Likewise, Hurwitz treats the story's McGuffin with a serviceable in-story reason that connects the Daredevil and Moon Knight trappings. Still, it's hard to escape the feeling that all of the writer's efforts were merely compromises, realized through the medium of a sympathetic editor. Yet, for all of the effort of Axel Alonso to preserve as much as he can from Hurwitz' initial pitch, it's hard not to wander what would have happened if the proposed "Vengeance of Moon Knight" run continued to it's logical conclusion, under the artistic development of the title's original penciller Jerome Opena.
It surely couldn't have lead to such an intense and repulsive arc finale as the Shadowland tie-in mini series, and along the way would have clearly returned to the rematch with Bushman, whose reintroduction formed the main plot of "Shock and awe". Unfortunately, the economical realities of North American superhero marketplace have once again worked against any long term planning, which shouldn't really come as a surprise, considering Moon Knight's history with the company. The 35-year old property has seen multiple perspectives, relaunches, and different creative teams tackling the character and his supporting cast, with all of them seemingly very honest in their attempt to produce their most professional work.
Unfortunately, Moon Knight, as well as most of the participants in the Shadowland crossover, hasn't been able to lay claim to Daredevil's success of more or less uninterruptedly producing hundreds of monthly issues. With the recent news of the avatar of Khonshu being announced as a cast member of the Dan Abnett and Andy Lanning incarnation of "Heroes for hire", even his place on "Secret Avengers" seems to be in question. Meanwhile, the editorial doesn't seem willing to completely abandon the concept of the character's solo series, as evidenced by "Shadowland: Moon Knight"'s ending.
Just like the previous Huston/Finch launched series, that ended with Mike Benson and Jefte Palo providing a transition to the "Vengeance of Moon Knight", a title that was apparently already in preparation at the company. What's interesting is that this time, Marvel has committed the award winning "Daredevil" creative team of Brian Bendis and Alex Maleev to redefine the character, in what is not yet as being a mini-series, or a continuing project. The creators promise a scope rivaling their previous collaboration, that has firmly established them, both together and separately, as major talents in the genre.
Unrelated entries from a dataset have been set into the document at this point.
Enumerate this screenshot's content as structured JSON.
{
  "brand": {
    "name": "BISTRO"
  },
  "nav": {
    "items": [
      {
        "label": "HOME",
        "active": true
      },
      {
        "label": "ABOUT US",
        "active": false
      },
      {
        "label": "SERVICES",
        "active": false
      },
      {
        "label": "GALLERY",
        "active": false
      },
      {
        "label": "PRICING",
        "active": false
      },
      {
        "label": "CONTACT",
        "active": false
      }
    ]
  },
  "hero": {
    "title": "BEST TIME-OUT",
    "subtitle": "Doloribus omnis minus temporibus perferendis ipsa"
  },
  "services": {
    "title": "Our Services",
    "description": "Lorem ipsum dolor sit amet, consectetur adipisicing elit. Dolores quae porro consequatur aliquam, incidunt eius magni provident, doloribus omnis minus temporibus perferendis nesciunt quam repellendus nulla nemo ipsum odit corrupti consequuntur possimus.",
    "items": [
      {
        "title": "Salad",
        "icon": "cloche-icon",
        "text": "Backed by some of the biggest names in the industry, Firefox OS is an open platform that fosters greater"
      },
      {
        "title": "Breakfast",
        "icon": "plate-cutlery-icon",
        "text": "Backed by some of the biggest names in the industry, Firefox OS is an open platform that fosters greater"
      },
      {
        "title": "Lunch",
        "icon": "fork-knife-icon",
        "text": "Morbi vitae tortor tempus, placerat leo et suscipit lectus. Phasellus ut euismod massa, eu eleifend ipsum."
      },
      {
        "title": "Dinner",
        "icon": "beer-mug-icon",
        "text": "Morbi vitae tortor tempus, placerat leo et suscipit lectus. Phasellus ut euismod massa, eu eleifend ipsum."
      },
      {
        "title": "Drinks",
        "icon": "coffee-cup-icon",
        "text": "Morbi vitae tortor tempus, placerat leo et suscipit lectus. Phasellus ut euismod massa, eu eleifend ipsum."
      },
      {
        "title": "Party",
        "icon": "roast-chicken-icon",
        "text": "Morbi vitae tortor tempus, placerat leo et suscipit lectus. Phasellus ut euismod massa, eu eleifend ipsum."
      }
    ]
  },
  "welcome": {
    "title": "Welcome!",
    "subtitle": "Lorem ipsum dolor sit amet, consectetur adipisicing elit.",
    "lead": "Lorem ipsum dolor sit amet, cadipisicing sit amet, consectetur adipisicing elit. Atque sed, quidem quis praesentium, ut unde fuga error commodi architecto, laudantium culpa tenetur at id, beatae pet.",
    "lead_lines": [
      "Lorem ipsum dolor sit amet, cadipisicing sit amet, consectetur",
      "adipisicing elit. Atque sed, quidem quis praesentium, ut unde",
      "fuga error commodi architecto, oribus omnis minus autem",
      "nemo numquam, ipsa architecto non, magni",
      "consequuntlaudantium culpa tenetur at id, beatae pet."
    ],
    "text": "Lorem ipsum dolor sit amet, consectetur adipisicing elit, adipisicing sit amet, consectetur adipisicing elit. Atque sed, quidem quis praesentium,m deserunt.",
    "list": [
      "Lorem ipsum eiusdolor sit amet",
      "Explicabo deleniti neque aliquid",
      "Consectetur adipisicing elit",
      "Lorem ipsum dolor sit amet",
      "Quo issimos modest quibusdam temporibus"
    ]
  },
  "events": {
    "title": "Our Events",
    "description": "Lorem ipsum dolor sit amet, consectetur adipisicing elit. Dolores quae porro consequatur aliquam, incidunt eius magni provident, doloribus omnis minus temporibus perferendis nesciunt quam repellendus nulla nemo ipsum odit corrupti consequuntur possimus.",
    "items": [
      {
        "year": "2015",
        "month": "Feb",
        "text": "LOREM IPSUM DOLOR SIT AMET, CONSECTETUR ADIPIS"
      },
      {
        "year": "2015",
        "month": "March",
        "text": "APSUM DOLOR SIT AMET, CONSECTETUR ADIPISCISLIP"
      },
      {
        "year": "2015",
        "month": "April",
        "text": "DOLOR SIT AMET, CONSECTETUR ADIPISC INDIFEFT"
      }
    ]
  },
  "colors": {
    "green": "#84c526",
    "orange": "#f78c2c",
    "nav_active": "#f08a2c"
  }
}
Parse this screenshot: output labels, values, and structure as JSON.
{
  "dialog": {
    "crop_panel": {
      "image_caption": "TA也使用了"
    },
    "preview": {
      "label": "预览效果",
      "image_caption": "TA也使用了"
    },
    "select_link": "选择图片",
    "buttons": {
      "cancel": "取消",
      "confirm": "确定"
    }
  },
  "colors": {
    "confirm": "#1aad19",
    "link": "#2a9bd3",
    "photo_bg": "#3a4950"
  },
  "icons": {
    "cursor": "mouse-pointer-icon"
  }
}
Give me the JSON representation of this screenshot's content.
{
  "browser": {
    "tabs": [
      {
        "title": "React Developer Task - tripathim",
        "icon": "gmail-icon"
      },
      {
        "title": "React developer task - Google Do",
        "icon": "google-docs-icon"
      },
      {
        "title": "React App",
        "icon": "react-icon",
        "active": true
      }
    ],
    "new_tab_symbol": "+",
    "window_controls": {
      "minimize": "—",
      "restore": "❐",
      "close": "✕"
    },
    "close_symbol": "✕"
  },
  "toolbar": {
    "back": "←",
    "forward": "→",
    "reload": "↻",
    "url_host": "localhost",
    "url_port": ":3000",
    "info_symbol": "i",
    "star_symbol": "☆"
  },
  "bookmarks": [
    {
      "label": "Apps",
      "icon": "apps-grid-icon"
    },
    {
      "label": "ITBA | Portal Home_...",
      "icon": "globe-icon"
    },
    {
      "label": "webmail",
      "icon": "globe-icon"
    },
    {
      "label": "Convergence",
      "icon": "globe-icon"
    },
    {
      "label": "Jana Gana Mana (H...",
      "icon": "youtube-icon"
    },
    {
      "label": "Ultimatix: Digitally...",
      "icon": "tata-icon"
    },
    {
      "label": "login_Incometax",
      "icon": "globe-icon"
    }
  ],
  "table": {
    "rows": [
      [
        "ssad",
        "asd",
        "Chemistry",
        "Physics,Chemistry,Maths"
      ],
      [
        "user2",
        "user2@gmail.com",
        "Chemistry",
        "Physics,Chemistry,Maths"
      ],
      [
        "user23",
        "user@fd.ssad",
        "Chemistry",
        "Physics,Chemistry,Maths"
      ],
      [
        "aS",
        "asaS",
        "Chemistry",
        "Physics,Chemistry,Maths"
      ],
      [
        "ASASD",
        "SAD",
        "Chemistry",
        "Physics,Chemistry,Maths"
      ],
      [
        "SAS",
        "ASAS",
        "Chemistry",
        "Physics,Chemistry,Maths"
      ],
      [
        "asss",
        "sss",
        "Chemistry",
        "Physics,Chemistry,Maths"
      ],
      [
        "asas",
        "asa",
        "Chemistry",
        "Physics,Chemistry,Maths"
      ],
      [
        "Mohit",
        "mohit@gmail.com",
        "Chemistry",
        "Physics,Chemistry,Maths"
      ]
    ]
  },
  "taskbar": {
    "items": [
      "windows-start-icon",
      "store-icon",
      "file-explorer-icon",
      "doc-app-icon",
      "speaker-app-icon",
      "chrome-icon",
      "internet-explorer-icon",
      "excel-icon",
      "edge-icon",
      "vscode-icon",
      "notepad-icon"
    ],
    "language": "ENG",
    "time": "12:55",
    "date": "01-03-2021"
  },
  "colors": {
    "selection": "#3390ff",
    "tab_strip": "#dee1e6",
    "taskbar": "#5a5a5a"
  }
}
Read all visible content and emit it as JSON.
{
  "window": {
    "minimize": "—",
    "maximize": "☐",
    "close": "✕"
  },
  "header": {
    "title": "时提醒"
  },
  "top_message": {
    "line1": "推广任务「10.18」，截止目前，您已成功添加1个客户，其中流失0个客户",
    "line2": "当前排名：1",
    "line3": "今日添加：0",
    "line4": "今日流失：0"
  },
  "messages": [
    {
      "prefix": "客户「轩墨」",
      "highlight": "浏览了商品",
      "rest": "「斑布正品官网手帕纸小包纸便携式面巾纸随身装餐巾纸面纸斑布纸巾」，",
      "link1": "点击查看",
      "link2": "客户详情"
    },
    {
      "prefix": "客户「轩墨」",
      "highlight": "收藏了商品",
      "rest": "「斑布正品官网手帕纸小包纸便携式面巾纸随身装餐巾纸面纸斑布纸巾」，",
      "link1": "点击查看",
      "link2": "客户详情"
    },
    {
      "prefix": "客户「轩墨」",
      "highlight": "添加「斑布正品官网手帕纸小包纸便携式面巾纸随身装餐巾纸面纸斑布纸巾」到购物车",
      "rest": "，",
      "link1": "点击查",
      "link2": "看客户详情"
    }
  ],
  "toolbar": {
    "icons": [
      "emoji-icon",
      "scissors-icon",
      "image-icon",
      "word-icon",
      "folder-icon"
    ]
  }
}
The resulting effort remains to be seen, but for now, Moon Knight remains Marvel's substantially less popular answer to Batman than the superhero in whose story he just guest starred in. Just like Black Panther, who is expected to have a more direct benefit from the Shadowland event aftermath, Marvel is continually investing in Moon Knight, no doubt with the mind to once develop the property outside it's inherent medium. And while the cancellation of the "Vengeance of the Moon Knight", and the Hurwitz-Opena take behind it certainly doesn't bode well for any plans such as the once discussed Moon Knight TV series, the editorial's continued enthusiasm is bound to turn up interesting material along the way.